Every day traffic in BKK. Bumper to bumper. 


Me and Charlie

Street cinema 

Rewinding the film

Papaya salad


Crazy BKK wiring.

Getting the bike from Japan to Thailand was not cheap. $600 for the boat + $200 for customs in Japan + $800 for customs in Thailand = $1600 total. Could I have done the customs work in Thailand myself? Maybe. But most of the documents were in Thai. Could I have found a company who didn't bend me over so hard? Probably. This one was recommended on the GT riders website. They took me to get the bike, and to all the other offices in Leam Chebang. There is no way I would have been able to do it in 1 day. And this being a Friday, I was happy to get it before the weekend.

Finally, Oli and Charlie got their bike the same day I got mine. After getting my bike Leam Chebang, I had about 100 km to ride back to to my Hotel in BKK. It was hot and the traffic was horrible. It took me about 3 hours. For some reason, the bike was not charging so I could not even run my headlight. Luckily, not many motorcycles had lights and there were many streetlights. I stayed one more night at my hotel then checked in at their place for a few nights.

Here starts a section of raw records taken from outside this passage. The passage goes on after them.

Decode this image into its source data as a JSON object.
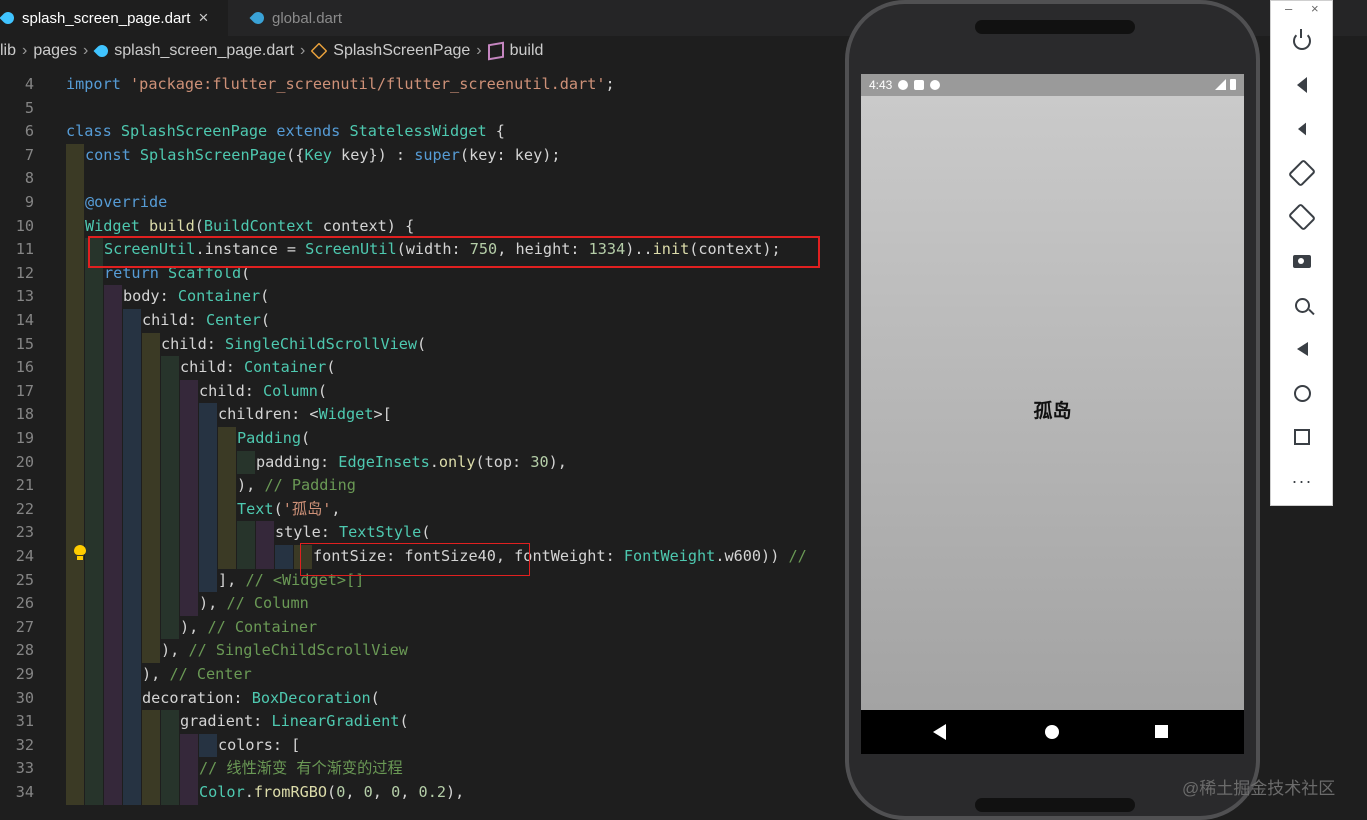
{
  "tabs": [
    {
      "label": "splash_screen_page.dart",
      "close": "×"
    },
    {
      "label": "global.dart"
    }
  ],
  "breadcrumb": [
    "lib",
    "pages",
    "splash_screen_page.dart",
    "SplashScreenPage",
    "build"
  ],
  "breadcrumb_sep": "›",
  "code_lines": [
    {
      "n": "4",
      "guides": 0,
      "tokens": [
        {
          "t": "import",
          "c": "kw"
        },
        {
          "t": " ",
          "c": "plain"
        },
        {
          "t": "'package:flutter_screenutil/flutter_screenutil.dart'",
          "c": "str"
        },
        {
          "t": ";",
          "c": "plain"
        }
      ]
    },
    {
      "n": "5",
      "guides": 0,
      "tokens": []
    },
    {
      "n": "6",
      "guides": 0,
      "tokens": [
        {
          "t": "class",
          "c": "kw"
        },
        {
          "t": " SplashScreenPage ",
          "c": "cls"
        },
        {
          "t": "extends",
          "c": "kw"
        },
        {
          "t": " StatelessWidget",
          "c": "cls"
        },
        {
          "t": " {",
          "c": "plain"
        }
      ]
    },
    {
      "n": "7",
      "guides": 1,
      "tokens": [
        {
          "t": "const",
          "c": "kw"
        },
        {
          "t": " SplashScreenPage",
          "c": "cls"
        },
        {
          "t": "({",
          "c": "plain"
        },
        {
          "t": "Key",
          "c": "cls"
        },
        {
          "t": " key}) : ",
          "c": "plain"
        },
        {
          "t": "super",
          "c": "kw"
        },
        {
          "t": "(key: key);",
          "c": "plain"
        }
      ]
    },
    {
      "n": "8",
      "guides": 1,
      "tokens": []
    },
    {
      "n": "9",
      "guides": 1,
      "tokens": [
        {
          "t": "@override",
          "c": "kw"
        }
      ]
    },
    {
      "n": "10",
      "guides": 1,
      "tokens": [
        {
          "t": "Widget",
          "c": "cls"
        },
        {
          "t": " build",
          "c": "fn"
        },
        {
          "t": "(",
          "c": "plain"
        },
        {
          "t": "BuildContext",
          "c": "cls"
        },
        {
          "t": " context) {",
          "c": "plain"
        }
      ]
    },
    {
      "n": "11",
      "guides": 2,
      "tokens": [
        {
          "t": "ScreenUtil",
          "c": "cls"
        },
        {
          "t": ".instance = ",
          "c": "plain"
        },
        {
          "t": "ScreenUtil",
          "c": "cls"
        },
        {
          "t": "(width: ",
          "c": "plain"
        },
        {
          "t": "750",
          "c": "num"
        },
        {
          "t": ", height: ",
          "c": "plain"
        },
        {
          "t": "1334",
          "c": "num"
        },
        {
          "t": ")..",
          "c": "plain"
        },
        {
          "t": "init",
          "c": "fn"
        },
        {
          "t": "(context);",
          "c": "plain"
        }
      ]
    },
    {
      "n": "12",
      "guides": 2,
      "tokens": [
        {
          "t": "return",
          "c": "kw"
        },
        {
          "t": " Scaffold",
          "c": "cls"
        },
        {
          "t": "(",
          "c": "plain"
        }
      ]
    },
    {
      "n": "13",
      "guides": 3,
      "tokens": [
        {
          "t": "body: ",
          "c": "plain"
        },
        {
          "t": "Container",
          "c": "cls"
        },
        {
          "t": "(",
          "c": "plain"
        }
      ]
    },
    {
      "n": "14",
      "guides": 4,
      "tokens": [
        {
          "t": "child: ",
          "c": "plain"
        },
        {
          "t": "Center",
          "c": "cls"
        },
        {
          "t": "(",
          "c": "plain"
        }
      ]
    },
    {
      "n": "15",
      "guides": 5,
      "tokens": [
        {
          "t": "child: ",
          "c": "plain"
        },
        {
          "t": "SingleChildScrollView",
          "c": "cls"
        },
        {
          "t": "(",
          "c": "plain"
        }
      ]
    },
    {
      "n": "16",
      "guides": 6,
      "tokens": [
        {
          "t": "child: ",
          "c": "plain"
        },
        {
          "t": "Container",
          "c": "cls"
        },
        {
          "t": "(",
          "c": "plain"
        }
      ]
    },
    {
      "n": "17",
      "guides": 7,
      "tokens": [
        {
          "t": "child: ",
          "c": "plain"
        },
        {
          "t": "Column",
          "c": "cls"
        },
        {
          "t": "(",
          "c": "plain"
        }
      ]
    },
    {
      "n": "18",
      "guides": 8,
      "tokens": [
        {
          "t": "children: <",
          "c": "plain"
        },
        {
          "t": "Widget",
          "c": "cls"
        },
        {
          "t": ">[",
          "c": "plain"
        }
      ]
    },
    {
      "n": "19",
      "guides": 9,
      "tokens": [
        {
          "t": "Padding",
          "c": "cls"
        },
        {
          "t": "(",
          "c": "plain"
        }
      ]
    },
    {
      "n": "20",
      "guides": 10,
      "tokens": [
        {
          "t": "padding: ",
          "c": "plain"
        },
        {
          "t": "EdgeInsets",
          "c": "cls"
        },
        {
          "t": ".",
          "c": "plain"
        },
        {
          "t": "only",
          "c": "fn"
        },
        {
          "t": "(top: ",
          "c": "plain"
        },
        {
          "t": "30",
          "c": "num"
        },
        {
          "t": "),",
          "c": "plain"
        }
      ]
    },
    {
      "n": "21",
      "guides": 9,
      "tokens": [
        {
          "t": "), ",
          "c": "plain"
        },
        {
          "t": "// Padding",
          "c": "cmt"
        }
      ]
    },
    {
      "n": "22",
      "guides": 9,
      "tokens": [
        {
          "t": "Text",
          "c": "cls"
        },
        {
          "t": "(",
          "c": "plain"
        },
        {
          "t": "'孤岛'",
          "c": "str"
        },
        {
          "t": ",",
          "c": "plain"
        }
      ]
    },
    {
      "n": "23",
      "guides": 11,
      "tokens": [
        {
          "t": "style: ",
          "c": "plain"
        },
        {
          "t": "TextStyle",
          "c": "cls"
        },
        {
          "t": "(",
          "c": "plain"
        }
      ]
    },
    {
      "n": "24",
      "guides": 13,
      "tokens": [
        {
          "t": "fontSize: fontSize40, fontWeight: ",
          "c": "plain"
        },
        {
          "t": "FontWeight",
          "c": "cls"
        },
        {
          "t": ".w600)) ",
          "c": "plain"
        },
        {
          "t": "//",
          "c": "cmt"
        }
      ]
    },
    {
      "n": "25",
      "guides": 8,
      "tokens": [
        {
          "t": "], ",
          "c": "plain"
        },
        {
          "t": "// <Widget>[]",
          "c": "cmt"
        }
      ]
    },
    {
      "n": "26",
      "guides": 7,
      "tokens": [
        {
          "t": "), ",
          "c": "plain"
        },
        {
          "t": "// Column",
          "c": "cmt"
        }
      ]
    },
    {
      "n": "27",
      "guides": 6,
      "tokens": [
        {
          "t": "), ",
          "c": "plain"
        },
        {
          "t": "// Container",
          "c": "cmt"
        }
      ]
    },
    {
      "n": "28",
      "guides": 5,
      "tokens": [
        {
          "t": "), ",
          "c": "plain"
        },
        {
          "t": "// SingleChildScrollView",
          "c": "cmt"
        }
      ]
    },
    {
      "n": "29",
      "guides": 4,
      "tokens": [
        {
          "t": "), ",
          "c": "plain"
        },
        {
          "t": "// Center",
          "c": "cmt"
        }
      ]
    },
    {
      "n": "30",
      "guides": 4,
      "tokens": [
        {
          "t": "decoration: ",
          "c": "plain"
        },
        {
          "t": "BoxDecoration",
          "c": "cls"
        },
        {
          "t": "(",
          "c": "plain"
        }
      ]
    },
    {
      "n": "31",
      "guides": 6,
      "tokens": [
        {
          "t": "gradient: ",
          "c": "plain"
        },
        {
          "t": "LinearGradient",
          "c": "cls"
        },
        {
          "t": "(",
          "c": "plain"
        }
      ]
    },
    {
      "n": "32",
      "guides": 8,
      "tokens": [
        {
          "t": "colors: [",
          "c": "plain"
        }
      ]
    },
    {
      "n": "33",
      "guides": 7,
      "tokens": [
        {
          "t": "// 线性渐变 有个渐变的过程",
          "c": "cmt"
        }
      ]
    },
    {
      "n": "34",
      "guides": 7,
      "tokens": [
        {
          "t": "Color",
          "c": "cls"
        },
        {
          "t": ".",
          "c": "plain"
        },
        {
          "t": "fromRGBO",
          "c": "fn"
        },
        {
          "t": "(",
          "c": "plain"
        },
        {
          "t": "0",
          "c": "num"
        },
        {
          "t": ", ",
          "c": "plain"
        },
        {
          "t": "0",
          "c": "num"
        },
        {
          "t": ", ",
          "c": "plain"
        },
        {
          "t": "0",
          "c": "num"
        },
        {
          "t": ", ",
          "c": "plain"
        },
        {
          "t": "0.2",
          "c": "num"
        },
        {
          "t": "),",
          "c": "plain"
        }
      ]
    }
  ],
  "phone": {
    "status_time": "4:43",
    "app_text": "孤岛"
  },
  "emulator_panel": {
    "minimize": "–",
    "close": "×",
    "buttons": [
      "power-icon",
      "volume-up-icon",
      "volume-down-icon",
      "rotate-left-icon",
      "rotate-right-icon",
      "camera-icon",
      "zoom-icon",
      "back-icon",
      "home-icon",
      "overview-icon",
      "more-icon"
    ],
    "more_glyph": "···"
  },
  "watermark": "@稀土掘金技术社区",
  "colors": {
    "editor_bg": "#1e1e1e",
    "highlight_box": "#e02020",
    "guide_colors": [
      "#3b3a25",
      "#27342b",
      "#35283a",
      "#263342",
      "#3b3a25",
      "#27342b",
      "#35283a",
      "#263342",
      "#3b3a25",
      "#27342b",
      "#35283a",
      "#263342",
      "#3b3a25"
    ]
  }
}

Oli and I worked side by side on our bikes. We talked about riding into Cambodia together. I wanted to leave sooner then monday. It was so great to see them get thier bike back. They had been with out if for over 2 months. To try to fix the charging problem, I replaced the Reg/rec from Tajikistan with a Chinese copy but the bike still wasn't charging. My voltage from the stator showed about 8 volts AC when it should be between 20 and 50. I also saw a short to ground on my stator. I called KTM Bangkok to see if they had a stator by they didn't. So I went to the shop because I knew there was 6 different forms of 690 there. I thought for sure I would be able to talk them into selling me one off a showroom bike. All my begging, name dropping and promises of great press couldn't get them to budge. I told them I had a flight in Phnom Penh Camboida and I couldn't wait for one to be ordered in. No luck. Time for a new plan.

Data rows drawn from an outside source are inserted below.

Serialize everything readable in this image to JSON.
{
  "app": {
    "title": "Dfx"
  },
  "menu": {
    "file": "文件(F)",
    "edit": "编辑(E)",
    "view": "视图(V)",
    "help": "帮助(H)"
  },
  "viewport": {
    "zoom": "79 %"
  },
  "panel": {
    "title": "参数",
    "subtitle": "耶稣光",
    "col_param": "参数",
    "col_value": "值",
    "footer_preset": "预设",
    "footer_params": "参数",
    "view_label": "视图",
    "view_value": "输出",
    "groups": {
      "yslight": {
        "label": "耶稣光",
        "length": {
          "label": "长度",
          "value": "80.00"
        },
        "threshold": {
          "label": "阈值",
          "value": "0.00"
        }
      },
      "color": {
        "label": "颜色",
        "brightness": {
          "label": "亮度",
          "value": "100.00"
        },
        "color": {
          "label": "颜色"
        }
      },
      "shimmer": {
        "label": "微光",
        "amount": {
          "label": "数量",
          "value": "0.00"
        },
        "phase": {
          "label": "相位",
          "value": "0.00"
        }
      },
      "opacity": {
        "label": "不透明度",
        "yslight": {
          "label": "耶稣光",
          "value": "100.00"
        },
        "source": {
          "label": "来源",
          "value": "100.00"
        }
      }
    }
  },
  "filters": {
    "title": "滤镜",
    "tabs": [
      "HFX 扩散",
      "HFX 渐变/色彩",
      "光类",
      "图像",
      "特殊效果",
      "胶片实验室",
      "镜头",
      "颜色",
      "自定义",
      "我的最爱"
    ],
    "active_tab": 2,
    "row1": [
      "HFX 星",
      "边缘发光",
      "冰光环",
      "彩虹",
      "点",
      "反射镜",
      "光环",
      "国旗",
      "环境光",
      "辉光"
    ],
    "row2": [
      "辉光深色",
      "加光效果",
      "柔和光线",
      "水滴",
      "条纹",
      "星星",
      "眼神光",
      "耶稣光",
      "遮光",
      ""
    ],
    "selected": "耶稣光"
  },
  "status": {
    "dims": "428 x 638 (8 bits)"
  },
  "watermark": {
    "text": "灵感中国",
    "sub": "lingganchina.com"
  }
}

I asked the KTM shop if they knew of a place that rewound electric motors. They wrote down an address and I got in a taxi. Never get in a taxi in BKK when you can get on a scooter. The taxi will take forever. The asshole took me almost out to the airport because traffic was blocking where I wanted to go. When he turned back go where I wanted, I had no idea where we were. But just then I noticed a small shop rewinding motors. "Stop the fooking taxi". The guy is saying something to me about how we are not there. "I don't care. Stop the taxi". He gets the picture as I open the door while it is still moving. I pay him about $13 worth and get out. I show the little shop my stator and they say its fooked. Yes sir, I know it is. I want some wire. Ohhh we can give you wire. He gave me about 5 meters of coated copper wire and wouldn't let me pay him anything for it. I decided to rely on the trains from then on. With copper wire, soldering gun, solder and epoxi in hand, I tore into my stator to the amazement of the other travelers at the hostel. Beers in hand, making a mess, I rewound the single pole that had a fault. But I didn't do a good job because when I was finished, there was still a fault. Then it hit me: There are 3 phases, 18 poles. 6 poles per phase which produce anywhere from 20 to 50 volts. If 1 phase was missing a pole, it would not be the end of the world. So I took the leads and soldered them together totally eliminating that pole. I put some silicon over the wire to seal it and put the stator back in my bike.

Wire removed from the pole with the short to ground. 

Soldered leads to remove the shorted pole. 

Charging at 14.3 volts. I love it when shit goes correct. Earlier I had also checked my valves and fixed an oil leak from one of my filter covers.

Since I lost a day messing with the stator Oli, Charlie and I made plans to leave in the morning after breakfast. Next stop.. Cambodia.

1 comment:

  1. Noah,

    BMW Scott here from Oregon, and the Washington Coast,

    your photography skills have really come alive on your trip. the fotos from Vietnam are amazing, the colors striking! so you wound your own stator! thanks for a good blog. Scott